Einstein's theory of relativity is alive and well in the electronics industry. The action: The EU's version of the Restriction on Hazardous Substances (RoHS) is approaching clarity. The reaction: India's version of RoHS appears to be as clear as mud. The EU has officially adopted a revised RoHS which clarifies a number of issues pertaining to the measure and bans six substances from electronics products sold in Europe. (See: Revised RoHS Directive Adopted in EU.)
Under the original version, the scope of products that were required to comply with RoHS left a lot of room for interpretation. The revision tightens those loopholes. Additionally, the EU revision specifies that cables and various attachments to electrical and electronics equipment must also comply with the law, which bans substances such as lead, mercury, and cadmium from electronics products sold in the EU.
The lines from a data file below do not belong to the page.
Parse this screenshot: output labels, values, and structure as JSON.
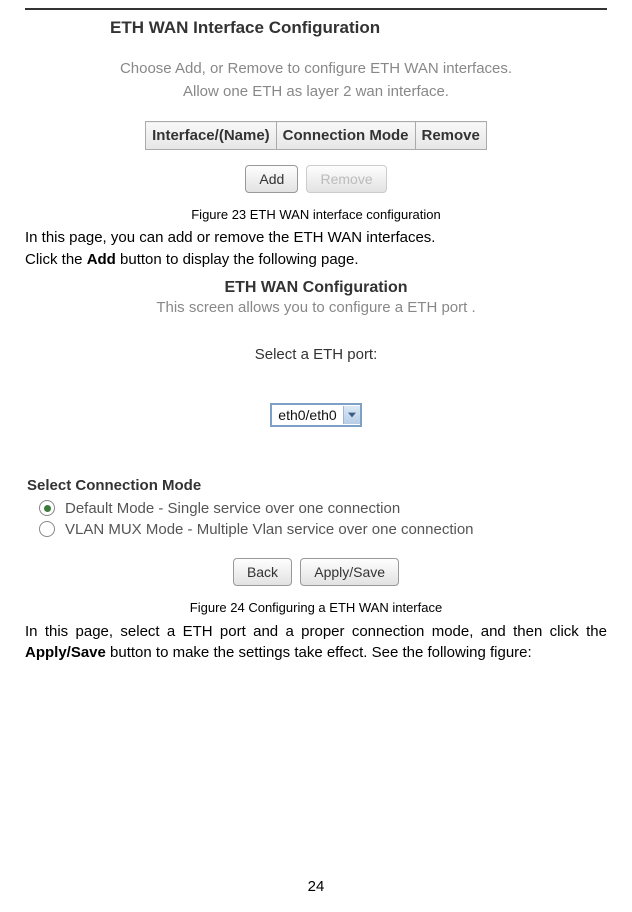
{
  "figure23": {
    "title": "ETH WAN Interface Configuration",
    "subtitle_line1": "Choose Add, or Remove to configure ETH WAN interfaces.",
    "subtitle_line2": "Allow one ETH as layer 2 wan interface.",
    "col1": "Interface/(Name)",
    "col2": "Connection Mode",
    "col3": "Remove",
    "add_btn": "Add",
    "remove_btn": "Remove",
    "caption": "Figure 23 ETH WAN interface configuration"
  },
  "para1": {
    "line1": "In this page, you can add or remove the ETH WAN interfaces.",
    "line2_a": "Click the ",
    "line2_b": "Add",
    "line2_c": " button to display the following page."
  },
  "figure24": {
    "title": "ETH WAN Configuration",
    "subtitle": "This screen allows you to configure a ETH port .",
    "prompt": "Select a ETH port:",
    "dropdown_value": "eth0/eth0",
    "section_header": "Select Connection Mode",
    "radio1": "Default Mode - Single service over one connection",
    "radio2": "VLAN MUX Mode - Multiple Vlan service over one connection",
    "back_btn": "Back",
    "apply_btn": "Apply/Save",
    "caption": "Figure 24 Configuring a ETH WAN interface"
  },
  "para2": {
    "a": "In this page, select a ETH port and a proper connection mode, and then click the ",
    "b": "Apply/Save",
    "c": " button to make the settings take effect. See the following figure:"
  },
  "pagenum": "24"
}
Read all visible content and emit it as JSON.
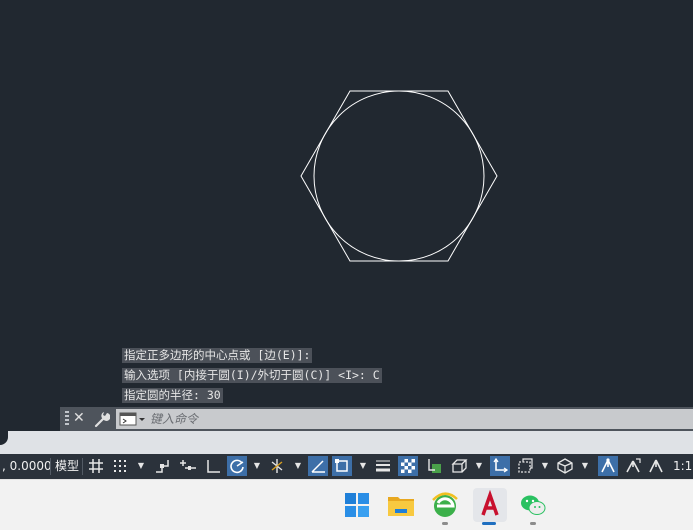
{
  "command_history": [
    "指定正多边形的中心点或 [边(E)]:",
    "输入选项 [内接于圆(I)/外切于圆(C)] <I>: C",
    "指定圆的半径: 30"
  ],
  "command_line": {
    "close_icon": "close-icon",
    "settings_icon": "wrench-icon",
    "placeholder": "键入命令",
    "value": ""
  },
  "drawing": {
    "entities": [
      "hexagon",
      "circle"
    ],
    "circle_radius": 30,
    "stroke_color": "#ffffff"
  },
  "status_bar": {
    "coordinate": ", 0.0000",
    "model_label": "模型",
    "scale_label": "1:1 /",
    "accent_color": "#3d6fa8"
  },
  "taskbar": {
    "apps": [
      "windows-start",
      "file-explorer",
      "browser",
      "autocad",
      "wechat"
    ]
  }
}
India's version, which is moving closer toward its May 2012 implementation, limits the use of 20 substances from electronics products sold in India. Global distributor element14 , which provides updates and analysis of global environmental legislation, has posted a summary of India's RoHS on its Website. According to element14, the proposals on waste electrical and electronic equipment (WEEE) disposal:
- do not say whether these substances are restricted or that manufacturers should attempt to avoid them
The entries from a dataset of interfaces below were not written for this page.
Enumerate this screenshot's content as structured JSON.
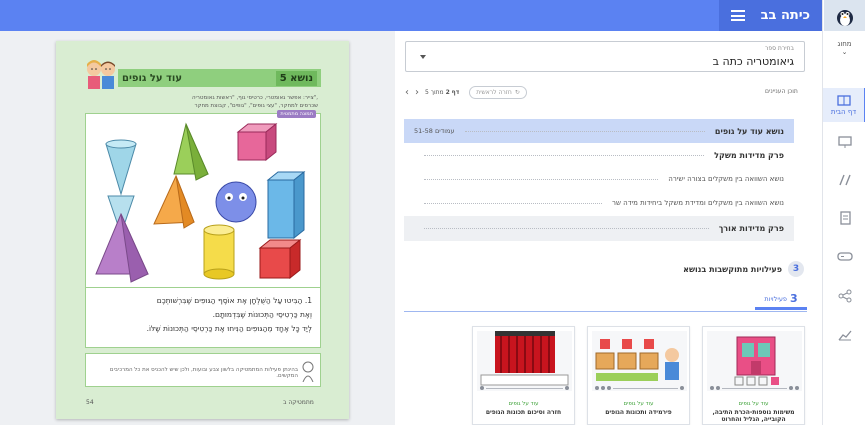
{
  "header": {
    "class_title": "כיתה בב"
  },
  "sidebar": {
    "items": [
      {
        "label": "מחוג"
      },
      {
        "label": "דף הבית"
      },
      {
        "label": ""
      },
      {
        "label": ""
      },
      {
        "label": ""
      },
      {
        "label": ""
      },
      {
        "label": ""
      },
      {
        "label": ""
      }
    ]
  },
  "book": {
    "topic_number": "נושא 5",
    "topic_title": "עוד על גופים",
    "subtitle_1": "צייר: אפשר גאומטרי, כרטיסי גוף, \"ראשות גאומטריה\",",
    "subtitle_2": "שכרסים למחקר, \"עצי גופים\", \"גופים\", קבוצת מחקר",
    "illustration_tag": "תמונה מתמטית",
    "exercise_lines": [
      "1. הַבִּיטוּ עַל הַשֻּׁלְחָן אֶת אוֹסֶף הַגּוּפִים שֶׁבִּרְשׁוּתְכֶם",
      "וְאֶת כַּרְטִיסֵי הַתְּכוּנוֹת שֶׁבִּדְמוּתָם.",
      "לְיַד כָּל אֶחָד מֵהַגּוּפִים הַנִּיחוּ אֶת כַּרְטִיסֵי הַתְּכוּנוֹת שֶׁלּוֹ."
    ],
    "note_text": "בהינתן פעילות המתמטיקה בלשון צבע ובועות, ולכן שיש להכניס את כל המרכיבים המקשים.",
    "page_left": "54",
    "page_right": "מתמטיקה ב"
  },
  "selector": {
    "label": "בחירת ספר",
    "value": "גיאומטריה כתה ב"
  },
  "toc": {
    "label": "תוכן העניינים",
    "page_current": "2",
    "page_total": "5",
    "page_word": "דף",
    "page_of": "מתוך",
    "back_label": "חזרה לראשית"
  },
  "toc_rows": [
    {
      "name": "נושא עוד על גופים",
      "pages": "51-58 עמודים"
    },
    {
      "name": "פרק מדידות משקל",
      "pages": ""
    },
    {
      "name": "נושא השוואה בין משקלים בצורה ישירה",
      "pages": ""
    },
    {
      "name": "נושא השוואה בין משקלים ומדידת משקל ביחידות מידה שר",
      "pages": ""
    },
    {
      "name": "פרק מדידות אורך",
      "pages": ""
    }
  ],
  "activities": {
    "count": "3",
    "title": "פעילויות מתוקשבות בנושא",
    "tab_count": "3",
    "tab_label": "פעילויות"
  },
  "cards": [
    {
      "category": "עוד על גופים",
      "name": "משימות נוספות-הכרת התיבה, הקובייה, הגליל והחרוט"
    },
    {
      "category": "עוד על גופים",
      "name": "פירמידה ותכונות הגופים"
    },
    {
      "category": "עוד על גופים",
      "name": "חזרה וסיכום תכונות הגופים"
    }
  ],
  "colors": {
    "topbar": "#5b82f2",
    "accent": "#4a6fde",
    "book_green": "#8fcf7e",
    "highlight_row": "#c9d8f7"
  }
}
- do not state whether the threshold values refer to the concentrations in the finished product, in homogeneous materials or something else
- provide no exemptions or any mechanism for requesting exemptions
- lack clarity of limits.
Inconsistencies among global environmental laws are an ongoing concern in the electronics industry, which has had to greatly modify is processes and materials to meet RoHS requirements. The ban of lead from solders used in manufacturing has been particularly irksome because non-leaded substitutes don't perform as well as leaded.
Some of the next set of challenges noted by element14: India's proposal requires that medical equipment adhere to the ban, while the EU version currently does not. India's RoHS also bans substances (including some flame retardants) that have no viable alternatives currently available.
Similar to the EU legislation, India will require manufacturers and importers to supply only “RoHS-compliant” products and to provide written documentation supporting compliance. This has also been an ongoing struggle in the electronics supply chain -- documenting compliance often requires the disclosure of information that component makers regard as proprietary.
There's no question that electronics manufacturers will adhere to these measures. The industry has, with some difficulty, complied with the EU's RoHS. Within the past two years, China has passed its version of RoHS; now, so has India. The EU is an important but relatively small market for electronics manufacturers. China and India, on the other hand, are considered the two largest markets for electronics products in the world.
Either electronics manufacturers come up with new ways to build their products and keep users safe, or a race to develop new flame retardants is on.